Pre-TMS Phase and Power of Ongoing EEG Oscillations Modulates Cortical Activity Response at the Dorsolateral Prefrontal Cortex

Aiyush Bansal (1,2), Reza Zomorrodi (1), Itay Hadas (1), Willy Wong (2, 3), Robert Chen, Jonathan Downard (4), Pantelis Loumis (1), Daniel M. Blumberger (1, 4), Zafiris J. Daskalakis (1)

1) Temerty Centre for Therapeutic Brain Intervention, Centre for Addiction and Mental Health, 2) Institute of Biomaterials and Biomedical Engineering, University of Toronto, 3) Department of Electrical and Computer Engineering, University of Toronto, 4) Institute of Medical Sciences, University of Toronto


The timing of transcranial magnetic stimulation (TMS) pulses can be locked to specific phases of cortical activity which may lead to more effective cortical activation. Precise physiological timing may facilitate plasticity and potentially improve clinical outcome with rTMS treatment. Previous studies from the motor cortex have shown that targeting the trough of the alpha phase with TMS pulses leads to higher motor-evoked potential (MEP) amplitudes than random phases.

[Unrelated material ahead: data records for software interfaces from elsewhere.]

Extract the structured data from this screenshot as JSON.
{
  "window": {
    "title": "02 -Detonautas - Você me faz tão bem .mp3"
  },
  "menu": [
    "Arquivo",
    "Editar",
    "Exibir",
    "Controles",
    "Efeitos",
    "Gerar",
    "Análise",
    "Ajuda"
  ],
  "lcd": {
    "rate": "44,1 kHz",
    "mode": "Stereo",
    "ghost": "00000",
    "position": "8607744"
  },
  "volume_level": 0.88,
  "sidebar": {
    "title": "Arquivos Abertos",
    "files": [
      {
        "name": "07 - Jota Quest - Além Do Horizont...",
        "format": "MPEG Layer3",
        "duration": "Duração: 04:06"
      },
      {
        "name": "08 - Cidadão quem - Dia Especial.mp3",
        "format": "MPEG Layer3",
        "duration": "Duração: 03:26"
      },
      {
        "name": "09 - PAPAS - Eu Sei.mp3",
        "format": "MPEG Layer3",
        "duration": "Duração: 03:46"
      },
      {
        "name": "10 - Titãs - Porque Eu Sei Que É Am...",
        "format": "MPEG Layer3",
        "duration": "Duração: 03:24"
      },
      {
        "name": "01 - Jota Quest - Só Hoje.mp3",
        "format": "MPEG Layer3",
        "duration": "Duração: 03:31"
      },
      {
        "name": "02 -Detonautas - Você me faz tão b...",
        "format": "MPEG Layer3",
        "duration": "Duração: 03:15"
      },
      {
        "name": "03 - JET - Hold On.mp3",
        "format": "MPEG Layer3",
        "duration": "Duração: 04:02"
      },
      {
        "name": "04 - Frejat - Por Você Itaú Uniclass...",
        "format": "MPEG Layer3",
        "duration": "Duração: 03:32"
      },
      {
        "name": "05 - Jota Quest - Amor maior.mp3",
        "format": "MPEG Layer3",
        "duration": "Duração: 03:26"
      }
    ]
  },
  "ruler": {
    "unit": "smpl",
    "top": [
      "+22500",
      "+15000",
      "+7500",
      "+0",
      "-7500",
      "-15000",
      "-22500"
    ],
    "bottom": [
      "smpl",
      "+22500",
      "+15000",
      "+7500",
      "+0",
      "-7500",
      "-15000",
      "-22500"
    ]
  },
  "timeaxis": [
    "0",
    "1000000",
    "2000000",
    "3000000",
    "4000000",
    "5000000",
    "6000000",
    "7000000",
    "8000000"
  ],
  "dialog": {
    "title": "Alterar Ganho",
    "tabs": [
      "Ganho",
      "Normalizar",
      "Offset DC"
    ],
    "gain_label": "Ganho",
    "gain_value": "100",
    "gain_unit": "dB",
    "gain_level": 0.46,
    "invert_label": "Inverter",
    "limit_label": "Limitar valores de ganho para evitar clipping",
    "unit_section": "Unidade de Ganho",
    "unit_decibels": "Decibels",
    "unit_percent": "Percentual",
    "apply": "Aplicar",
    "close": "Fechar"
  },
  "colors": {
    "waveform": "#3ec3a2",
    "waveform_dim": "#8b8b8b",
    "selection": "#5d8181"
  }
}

However, there are no similar studies evaluated at the M1 and dorsolateral prefrontal cortex (DLPFC) through TMS-EEG. This study endeavored to evaluate this relationship.


To establish the relationship between pre-TMS phase, power, and transcranial evoked potential (TEP) at the M1 and DLPFC. Our hypothesis is that TMS pulses during the peak or trough of different phase frequency bands will lead to a greater TEP amplitude compared to random phases.


Current Source Density (CSD) analysis of 19 healthy subjects that underwent single pulse TMS delivered at the M1 and DLPFC. Four frequency bands were analyzed - alpha (8-13 Hz), beta (14-30 Hz), theta (4-7 Hz), and delta (1-3 Hz). The effect of TEP when pre-TMS phase is at peak (90±15°) and trough (-90±15°) is compared to random phase while using pre-TMS power as a covariate.


A strong positive correlation was found between pre-TMS power and TEP with the beta band showing the highest correlation with AUC25-250 (r>0.8, p<.005) at M1 and DLPFC. Further analysis showed that TMS pulses during the peak of beta phase, potentiated AUC25-250.


The results of this study validate that pre-TMS power has a strong correlation with TEP which may guide further research in development of closed-loop TMS models to effectively target the DLPFC.